How much would you pay for a cup of coffee? £2.50? £5? Perhaps you’d even be driven to ten quid if circumstances dictated you absolutely had to get your Americano or Cappuccino fix.
It might sound far-fetched considering the average Starbucks order will only set you back £2.10 right now, but the truth is that it might not be long before you’re forking out more than a fiver to get your daily dose of caffeine, and by the time your grandchildren reach coffee-drinking age they might not be able to afford it at all.
We all know that when high-demand things become low in supply, prices start to rise. For example, petrol costs are skyrocketing and land sells for far more now than it did a few decades ago. You might not think of your simple vanilla latte as being on par with these infinitely more important commodities (well, you might…) but the truth is that coffee demand just keeps on rising and now supply is falling, and falling fast.
Can’t we just grow more coffee plants, I hear you ask? Unfortunately not, as it’s not land or labour that’s lacking, it’s environmental stability. Many coffee plants require a specific range of temperatures to thrive, so with temperatures on the rise around the world coffee farmers are finding that their crops just aren’t producing coffee beans like they used to.
Global warming is having much more subtle and indirect impacts on coffee farming too. Certain species of pest are thriving in the warmer, wetter climate we’re experiencing and devouring coffee crops. Birds too, a key player in the spreading of coffee seeds so that new plants can grow, are falling prey to changing climates and dying or flocking to cooler areas.
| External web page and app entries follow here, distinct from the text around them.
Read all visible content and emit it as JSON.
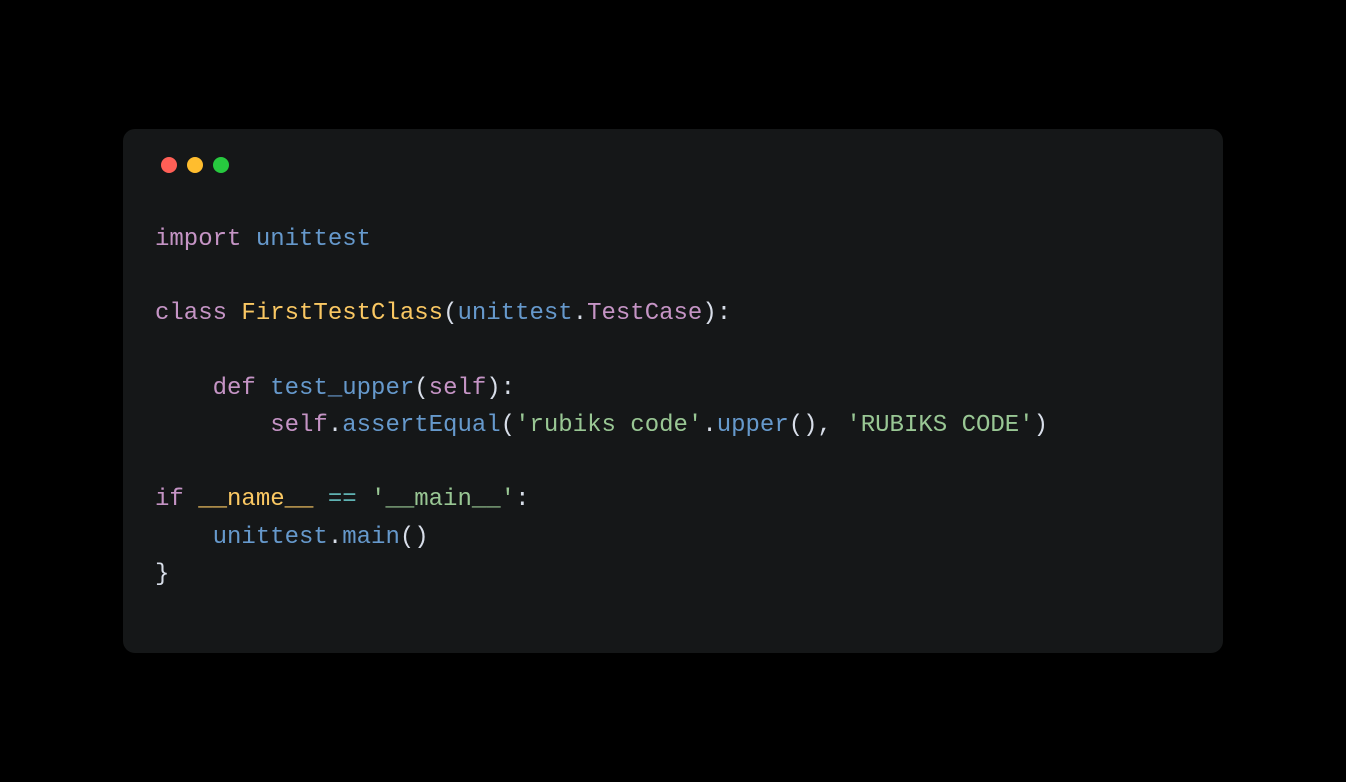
{
  "code": {
    "line1": {
      "kw_import": "import",
      "module": "unittest"
    },
    "line3": {
      "kw_class": "class",
      "classname": "FirstTestClass",
      "lparen": "(",
      "base_mod": "unittest",
      "dot": ".",
      "base_cls": "TestCase",
      "rparen_colon": "):"
    },
    "line5": {
      "indent": "    ",
      "kw_def": "def",
      "funcname": "test_upper",
      "lparen": "(",
      "selfkw": "self",
      "rparen_colon": "):"
    },
    "line6": {
      "indent": "        ",
      "selfkw": "self",
      "dot1": ".",
      "assert_fn": "assertEqual",
      "lparen": "(",
      "str1": "'rubiks code'",
      "dot2": ".",
      "upper_fn": "upper",
      "call": "(), ",
      "str2": "'RUBIKS CODE'",
      "rparen": ")"
    },
    "line8": {
      "kw_if": "if",
      "dunder_name": "__name__",
      "op_eq": " == ",
      "str_main": "'__main__'",
      "colon": ":"
    },
    "line9": {
      "indent": "    ",
      "module": "unittest",
      "dot": ".",
      "main_fn": "main",
      "call": "()"
    },
    "line10": {
      "brace": "}"
    }
  }
}
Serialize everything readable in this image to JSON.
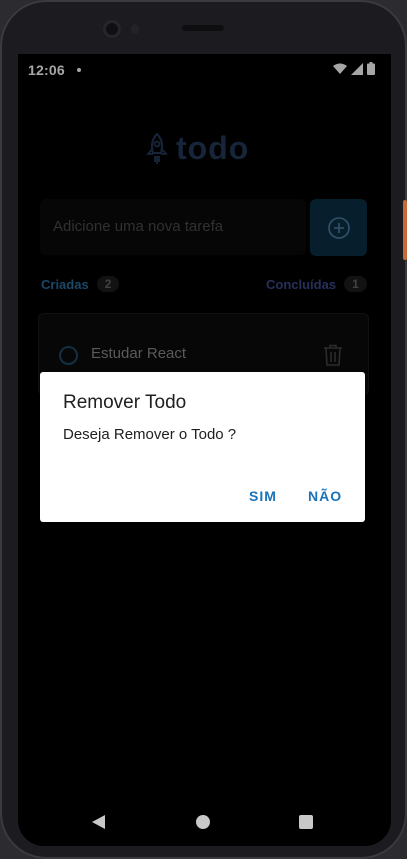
{
  "status_bar": {
    "time": "12:06"
  },
  "app": {
    "logo_text": "todo",
    "input_placeholder": "Adicione uma nova tarefa",
    "created": {
      "label": "Criadas",
      "count": "2"
    },
    "done": {
      "label": "Concluídas",
      "count": "1"
    },
    "tasks": [
      {
        "text": "Estudar React"
      }
    ]
  },
  "dialog": {
    "title": "Remover Todo",
    "message": "Deseja Remover o Todo ?",
    "yes_label": "SIM",
    "no_label": "NÃO"
  },
  "colors": {
    "accent_blue": "#1a73b8",
    "created_label": "#2b6e9e",
    "done_label": "#3c4a8a"
  },
  "icons": [
    "rocket-icon",
    "add-circle-icon",
    "trash-icon",
    "wifi-icon",
    "signal-icon",
    "battery-icon",
    "back-icon",
    "home-icon",
    "recents-icon"
  ]
}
To give you an idea of the scale of coffee crisis we’re facing, let me tell you that around 70% of coffee we drink every day comes from the Arabica bean, and 99.7% of wild Arabica coffee could be extinct by 2080. In some areas, it’ll be extinct in a decade or two.
Of course, it will still be possible to cultivate the bean in highly-controlled, temperature-regulated conditions, but the vast majority of coffee plants are grown in poor countries that simply don’t have the means to do this. Coffee, it seems, is an endangered species.
Saving it will take far more than just sorting your trash or reusing plastic bags (although both of those things help), it will require major world changes in how we run our businesses and live our lives in a bid to reduce carbon emissions, a major cause of global warming.
As far as attitudes to global warming go, the general consensus is the same: “it won’t affect me”. You might have escaped the recent flood of tsunamis (pardon the pun), hurricanes and earthquakes to hit various corners of the world, but everyone drinks coffee so yes, soon global warming will be affecting you too.
One can only hope, it seems, that the corporate bigwigs running the world’s most-polluting companies care enough about their morning trip to Starbucks to change their ways and business practises. Unlikely, unfortunately, since they’re the ones who can afford to pay £10 a latte!